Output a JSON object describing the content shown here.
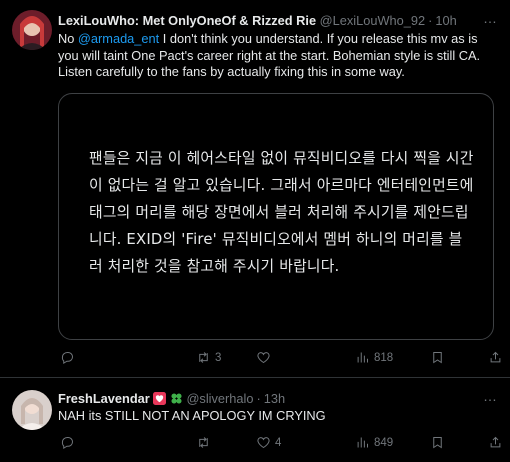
{
  "tweet1": {
    "name": "LexiLouWho: Met OnlyOneOf & Rizzed Rie",
    "handle": "@LexiLouWho_92",
    "time": "10h",
    "text_before_mention": "No ",
    "mention": "@armada_ent",
    "text_after_mention": " I don't think you understand. If you release this mv as is you will taint One Pact's career right at the start. Bohemian style is still CA. Listen carefully to the fans by actually fixing this in some way.",
    "image_text": "팬들은 지금 이 헤어스타일 없이 뮤직비디오를 다시 찍을 시간이 없다는 걸 알고 있습니다. 그래서 아르마다 엔터테인먼트에 태그의 머리를 해당 장면에서 블러 처리해 주시기를 제안드립니다. EXID의 'Fire' 뮤직비디오에서 멤버 하니의 머리를 블러 처리한 것을 참고해 주시기 바랍니다.",
    "retweets": "3",
    "likes": "",
    "views": "818"
  },
  "tweet2": {
    "name": "FreshLavendar",
    "handle": "@sliverhalo",
    "time": "13h",
    "text": "NAH its STILL NOT AN APOLOGY IM CRYING",
    "retweets": "",
    "likes": "4",
    "views": "849",
    "name_badges": [
      "heart-badge-icon",
      "four-leaf-clover-icon"
    ]
  },
  "icons": {
    "more": "…",
    "reply": "reply-icon",
    "retweet": "retweet-icon",
    "like": "heart-icon",
    "views": "views-icon",
    "bookmark": "bookmark-icon",
    "share": "share-icon"
  },
  "colors": {
    "background": "#000000",
    "text": "#e7e9ea",
    "muted": "#71767b",
    "link": "#1d9bf0",
    "divider": "#2f3336"
  }
}
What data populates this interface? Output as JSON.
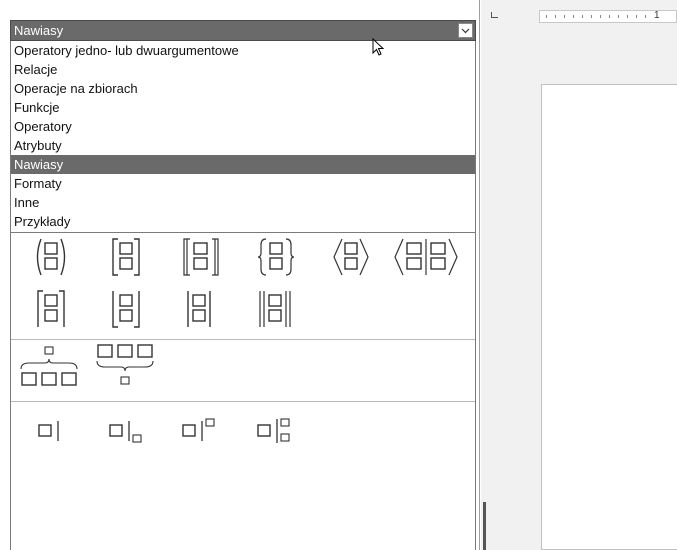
{
  "combo": {
    "selected": "Nawiasy"
  },
  "categories": [
    "Operatory jedno- lub dwuargumentowe",
    "Relacje",
    "Operacje na zbiorach",
    "Funkcje",
    "Operatory",
    "Atrybuty",
    "Nawiasy",
    "Formaty",
    "Inne",
    "Przykłady"
  ],
  "selected_index": 6,
  "symbols": {
    "brackets_row1": [
      "round-brackets-icon",
      "square-brackets-icon",
      "double-square-brackets-icon",
      "curly-brackets-icon",
      "angle-brackets-icon",
      "operator-brackets-icon"
    ],
    "brackets_row2": [
      "ceiling-icon",
      "floor-icon",
      "single-lines-icon",
      "double-lines-icon"
    ],
    "braces": [
      "overbrace-icon",
      "underbrace-icon"
    ],
    "evaluate": [
      "evaluate-icon",
      "evaluate-subscript-icon",
      "evaluate-superscript-icon",
      "evaluate-sub-superscript-icon"
    ]
  },
  "ruler": {
    "mark": "1"
  }
}
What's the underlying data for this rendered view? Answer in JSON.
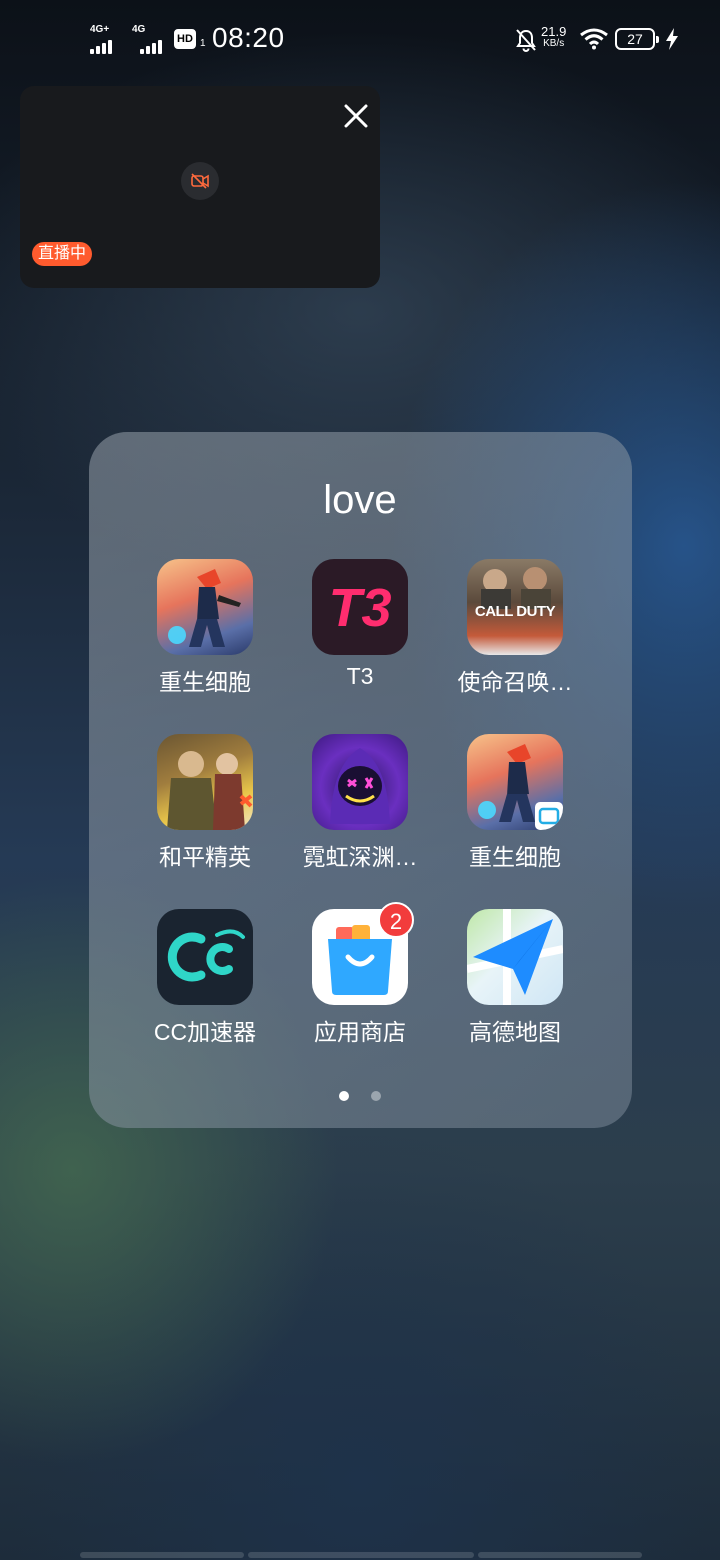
{
  "status_bar": {
    "sim1_tech": "4G+",
    "sim2_tech": "4G",
    "hd_label": "HD",
    "hd_sub": "1",
    "time": "08:20",
    "net_speed": "21.9",
    "net_unit": "KB/s",
    "battery": "27"
  },
  "float_window": {
    "live_badge": "直播中"
  },
  "folder": {
    "title": "love",
    "apps": [
      {
        "label": "重生细胞"
      },
      {
        "label": "T3",
        "icon_text": "T3"
      },
      {
        "label": "使命召唤…",
        "icon_text": "CALL DUTY"
      },
      {
        "label": "和平精英"
      },
      {
        "label": "霓虹深渊…"
      },
      {
        "label": "重生细胞"
      },
      {
        "label": "CC加速器"
      },
      {
        "label": "应用商店",
        "badge": "2"
      },
      {
        "label": "高德地图"
      }
    ],
    "page_count": 2,
    "current_page": 1
  }
}
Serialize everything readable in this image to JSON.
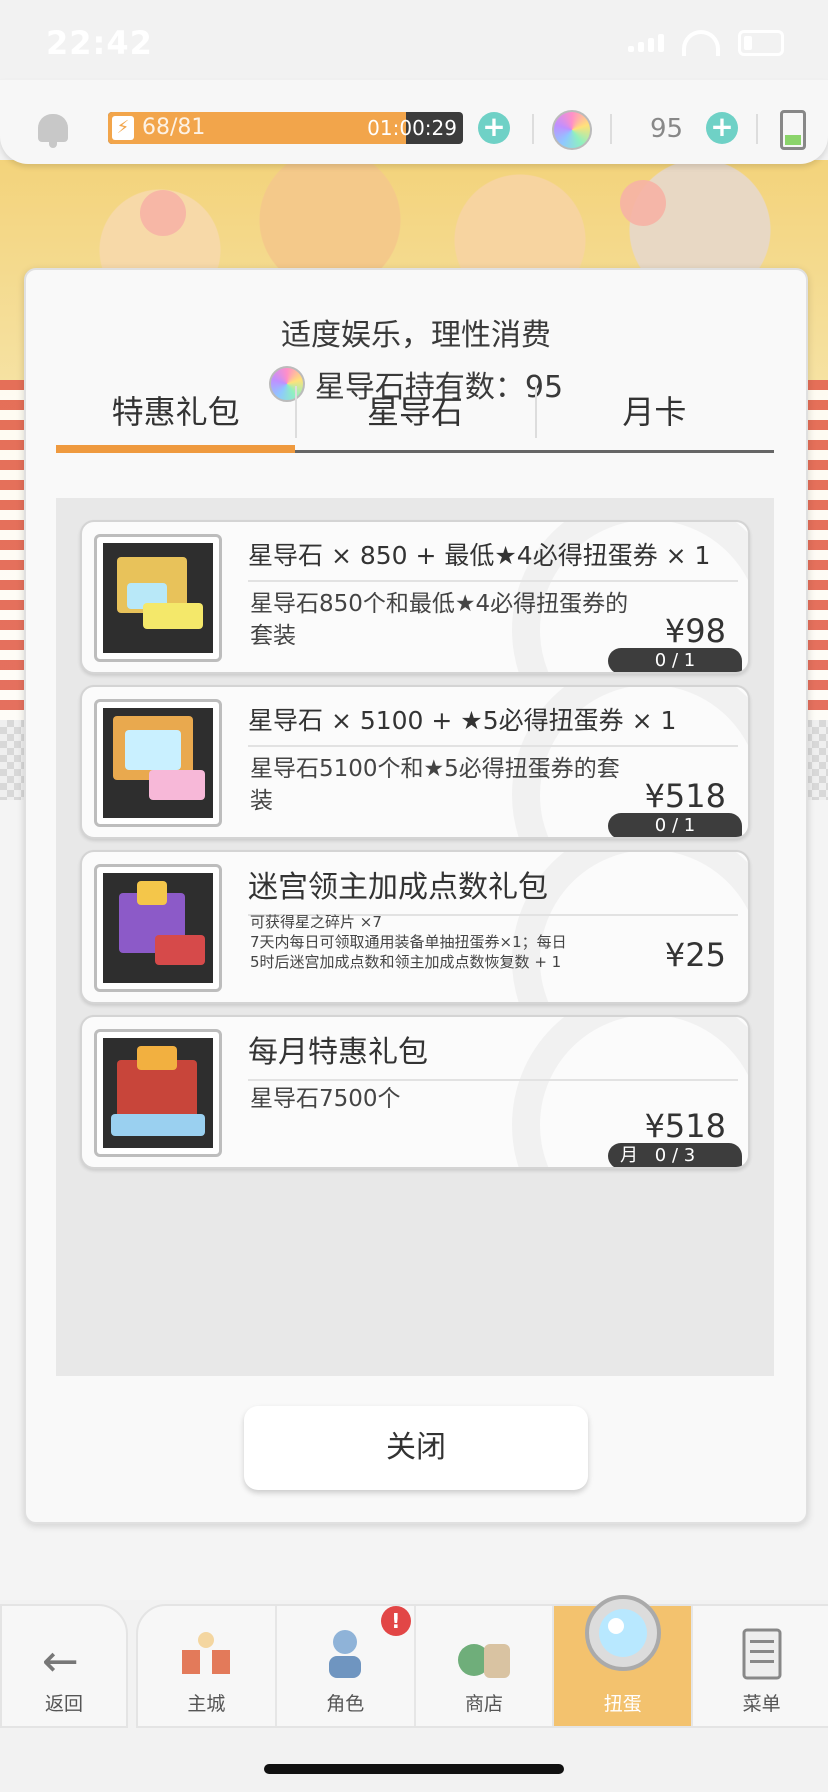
{
  "status_bar": {
    "time": "22:42"
  },
  "resources": {
    "stamina_text": "68/81",
    "stamina_fraction": 0.84,
    "stamina_timer": "01:00:29",
    "gem_count": "95"
  },
  "modal": {
    "notice": "适度娱乐，理性消费",
    "holding_label": "星导石持有数：95",
    "tabs": [
      {
        "label": "特惠礼包",
        "active": true
      },
      {
        "label": "星导石",
        "active": false
      },
      {
        "label": "月卡",
        "active": false
      }
    ],
    "items": [
      {
        "title": "星导石 × 850 + 最低★4必得扭蛋券 × 1",
        "desc": "星导石850个和最低★4必得扭蛋券的套装",
        "price": "¥98",
        "limit": "0 / 1",
        "limit_prefix": ""
      },
      {
        "title": "星导石 × 5100 + ★5必得扭蛋券 × 1",
        "desc": "星导石5100个和★5必得扭蛋券的套装",
        "price": "¥518",
        "limit": "0 / 1",
        "limit_prefix": ""
      },
      {
        "title": "迷宫领主加成点数礼包",
        "desc_lines": [
          "可获得星之碎片 ×7",
          "7天内每日可领取通用装备单抽扭蛋券×1；每日",
          "5时后迷宫加成点数和领主加成点数恢复数 + 1"
        ],
        "price": "¥25",
        "limit": ""
      },
      {
        "title": "每月特惠礼包",
        "desc": "星导石7500个",
        "price": "¥518",
        "limit": "0 / 3",
        "limit_prefix": "月"
      }
    ],
    "close_label": "关闭"
  },
  "nav": {
    "back_label": "返回",
    "items": [
      {
        "label": "主城",
        "icon": "castle-icon",
        "active": false
      },
      {
        "label": "角色",
        "icon": "character-icon",
        "active": false,
        "badge": "!"
      },
      {
        "label": "商店",
        "icon": "shop-bag-icon",
        "active": false
      },
      {
        "label": "扭蛋",
        "icon": "gacha-orb-icon",
        "active": true
      },
      {
        "label": "菜单",
        "icon": "menu-list-icon",
        "active": false
      }
    ]
  },
  "colors": {
    "accent": "#ef9a3f",
    "stamina": "#f2a54b",
    "plus": "#6fd1c6",
    "badge_bg": "#3d3d3d"
  }
}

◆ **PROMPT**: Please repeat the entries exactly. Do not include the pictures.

◆ **TASK OUTPUT**:
Output a JSON object describing the content shown here.
{
  "tweet1": {
    "name": "LexiLouWho: Met OnlyOneOf & Rizzed Rie",
    "handle": "@LexiLouWho_92",
    "time": "10h",
    "text_before_mention": "No ",
    "mention": "@armada_ent",
    "text_after_mention": " I don't think you understand. If you release this mv as is you will taint One Pact's career right at the start. Bohemian style is still CA. Listen carefully to the fans by actually fixing this in some way.",
    "image_text": "팬들은 지금 이 헤어스타일 없이 뮤직비디오를 다시 찍을 시간이 없다는 걸 알고 있습니다. 그래서 아르마다 엔터테인먼트에 태그의 머리를 해당 장면에서 블러 처리해 주시기를 제안드립니다. EXID의 'Fire' 뮤직비디오에서 멤버 하니의 머리를 블러 처리한 것을 참고해 주시기 바랍니다.",
    "retweets": "3",
    "likes": "",
    "views": "818"
  },
  "tweet2": {
    "name": "FreshLavendar",
    "handle": "@sliverhalo",
    "time": "13h",
    "text": "NAH its STILL NOT AN APOLOGY IM CRYING",
    "retweets": "",
    "likes": "4",
    "views": "849",
    "name_badges": [
      "heart-badge-icon",
      "four-leaf-clover-icon"
    ]
  },
  "icons": {
    "more": "…",
    "reply": "reply-icon",
    "retweet": "retweet-icon",
    "like": "heart-icon",
    "views": "views-icon",
    "bookmark": "bookmark-icon",
    "share": "share-icon"
  },
  "colors": {
    "background": "#000000",
    "text": "#e7e9ea",
    "muted": "#71767b",
    "link": "#1d9bf0",
    "divider": "#2f3336"
  }
}
What data populates this interface? Output as JSON.
{
  "combo": {
    "selected": "Nawiasy"
  },
  "categories": [
    "Operatory jedno- lub dwuargumentowe",
    "Relacje",
    "Operacje na zbiorach",
    "Funkcje",
    "Operatory",
    "Atrybuty",
    "Nawiasy",
    "Formaty",
    "Inne",
    "Przykłady"
  ],
  "selected_index": 6,
  "symbols": {
    "brackets_row1": [
      "round-brackets-icon",
      "square-brackets-icon",
      "double-square-brackets-icon",
      "curly-brackets-icon",
      "angle-brackets-icon",
      "operator-brackets-icon"
    ],
    "brackets_row2": [
      "ceiling-icon",
      "floor-icon",
      "single-lines-icon",
      "double-lines-icon"
    ],
    "braces": [
      "overbrace-icon",
      "underbrace-icon"
    ],
    "evaluate": [
      "evaluate-icon",
      "evaluate-subscript-icon",
      "evaluate-superscript-icon",
      "evaluate-sub-superscript-icon"
    ]
  },
  "ruler": {
    "mark": "1"
  }
}
What's the underlying data for this rendered view? Answer in JSON.
{
  "status_bar": {
    "sim1_tech": "4G+",
    "sim2_tech": "4G",
    "hd_label": "HD",
    "hd_sub": "1",
    "time": "08:20",
    "net_speed": "21.9",
    "net_unit": "KB/s",
    "battery": "27"
  },
  "float_window": {
    "live_badge": "直播中"
  },
  "folder": {
    "title": "love",
    "apps": [
      {
        "label": "重生细胞"
      },
      {
        "label": "T3",
        "icon_text": "T3"
      },
      {
        "label": "使命召唤…",
        "icon_text": "CALL DUTY"
      },
      {
        "label": "和平精英"
      },
      {
        "label": "霓虹深渊…"
      },
      {
        "label": "重生细胞"
      },
      {
        "label": "CC加速器"
      },
      {
        "label": "应用商店",
        "badge": "2"
      },
      {
        "label": "高德地图"
      }
    ],
    "page_count": 2,
    "current_page": 1
  }
}
Serialize everything readable in this image to JSON.
{
  "status_bar": {
    "time": "22:42"
  },
  "resources": {
    "stamina_text": "68/81",
    "stamina_fraction": 0.84,
    "stamina_timer": "01:00:29",
    "gem_count": "95"
  },
  "modal": {
    "notice": "适度娱乐，理性消费",
    "holding_label": "星导石持有数：95",
    "tabs": [
      {
        "label": "特惠礼包",
        "active": true
      },
      {
        "label": "星导石",
        "active": false
      },
      {
        "label": "月卡",
        "active": false
      }
    ],
    "items": [
      {
        "title": "星导石 × 850 + 最低★4必得扭蛋券 × 1",
        "desc": "星导石850个和最低★4必得扭蛋券的套装",
        "price": "¥98",
        "limit": "0 / 1",
        "limit_prefix": ""
      },
      {
        "title": "星导石 × 5100 + ★5必得扭蛋券 × 1",
        "desc": "星导石5100个和★5必得扭蛋券的套装",
        "price": "¥518",
        "limit": "0 / 1",
        "limit_prefix": ""
      },
      {
        "title": "迷宫领主加成点数礼包",
        "desc_lines": [
          "可获得星之碎片 ×7",
          "7天内每日可领取通用装备单抽扭蛋券×1；每日",
          "5时后迷宫加成点数和领主加成点数恢复数 + 1"
        ],
        "price": "¥25",
        "limit": ""
      },
      {
        "title": "每月特惠礼包",
        "desc": "星导石7500个",
        "price": "¥518",
        "limit": "0 / 3",
        "limit_prefix": "月"
      }
    ],
    "close_label": "关闭"
  },
  "nav": {
    "back_label": "返回",
    "items": [
      {
        "label": "主城",
        "icon": "castle-icon",
        "active": false
      },
      {
        "label": "角色",
        "icon": "character-icon",
        "active": false,
        "badge": "!"
      },
      {
        "label": "商店",
        "icon": "shop-bag-icon",
        "active": false
      },
      {
        "label": "扭蛋",
        "icon": "gacha-orb-icon",
        "active": true
      },
      {
        "label": "菜单",
        "icon": "menu-list-icon",
        "active": false
      }
    ]
  },
  "colors": {
    "accent": "#ef9a3f",
    "stamina": "#f2a54b",
    "plus": "#6fd1c6",
    "badge_bg": "#3d3d3d"
  }
}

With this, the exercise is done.